Raritan, NJ (May 2, 2007) -- Researchers at Johnson & Johnson Pharmaceutical Research & Development, L.L.C. (J&JPRD) today announced that they have discovered a biological basis for explaining how people sense cold temperatures.
Ultimately, these findings may be a critical step in developing treatments for patients who suffer from hypersensitivity to cold, such as occurs in neuropathic pain and complex regional pain syndromes. This research is published in the May 3, 2007 issue of Neuron.

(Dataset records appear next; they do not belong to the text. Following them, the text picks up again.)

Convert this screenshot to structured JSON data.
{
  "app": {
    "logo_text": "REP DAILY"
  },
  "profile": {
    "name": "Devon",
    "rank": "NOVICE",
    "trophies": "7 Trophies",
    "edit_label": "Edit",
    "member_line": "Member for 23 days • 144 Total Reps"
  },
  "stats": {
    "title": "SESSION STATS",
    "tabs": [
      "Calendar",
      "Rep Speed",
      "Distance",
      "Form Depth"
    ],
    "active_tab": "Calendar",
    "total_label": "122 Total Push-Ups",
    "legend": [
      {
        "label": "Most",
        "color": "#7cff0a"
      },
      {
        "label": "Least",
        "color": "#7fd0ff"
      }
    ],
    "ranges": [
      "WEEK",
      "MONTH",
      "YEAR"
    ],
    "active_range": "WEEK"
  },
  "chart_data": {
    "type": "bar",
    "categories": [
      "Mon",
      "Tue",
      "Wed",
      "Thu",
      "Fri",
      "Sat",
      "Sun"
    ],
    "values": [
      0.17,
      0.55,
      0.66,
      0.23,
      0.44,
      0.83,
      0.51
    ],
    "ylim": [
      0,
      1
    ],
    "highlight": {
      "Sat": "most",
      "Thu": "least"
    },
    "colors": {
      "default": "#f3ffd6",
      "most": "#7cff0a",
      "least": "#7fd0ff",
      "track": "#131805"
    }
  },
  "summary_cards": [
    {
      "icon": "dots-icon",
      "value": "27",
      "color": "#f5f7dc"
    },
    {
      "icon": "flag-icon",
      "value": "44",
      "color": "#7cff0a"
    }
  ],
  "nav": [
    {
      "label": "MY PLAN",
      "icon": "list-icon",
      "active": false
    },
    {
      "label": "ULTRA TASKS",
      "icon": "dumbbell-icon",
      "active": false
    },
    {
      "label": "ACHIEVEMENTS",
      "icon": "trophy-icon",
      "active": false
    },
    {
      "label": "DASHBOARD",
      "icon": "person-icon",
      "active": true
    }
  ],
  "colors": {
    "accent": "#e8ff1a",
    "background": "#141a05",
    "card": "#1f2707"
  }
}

In the study, researchers sought to understand the mechanisms underlying cold sensitivity. Scientists used a line of mice that lacked a critical ion channel receptor called TRPM8, also referred to as the cold menthol receptor 1. Then, they tested how these mice reacted to cold stimuli, and found that not having these receptors reduced their adverse reactions to the cold, both under normal and pathological conditions. Results suggest that TRPM8 modulation could play an important role in certain types of cold-induced pain in humans and could hold therapeutic potential in the treatment of many chronic, painful conditions for which there are currently limited effective treatment options.
"This work represents the culmination of a multi-year collaborative effort on the part of J&JPRD scientists to help explain fundamental mechanisms involved in human pain states and may lead to the development of innovative medicines to relieve patient suffering," said Christopher Flores, Ph.D., Biology Team Leader for Analgesics, J&JPRD. "Although preliminary, these findings provide compelling initial evidence toward validating TRPM8 as an analgesic drug target and addressing major unmet medical needs of pain patients."
Ion channels are proteins that form tiny openings through the membrane of a cell and allow the passage of certain ions that regulate cellular activities. Some of these channels are opened by chemicals, some by changes in voltage and othe
Contact: Lisa Vaga
Johnson & Johnson Pharmaceutical Research & Development, L.L.C.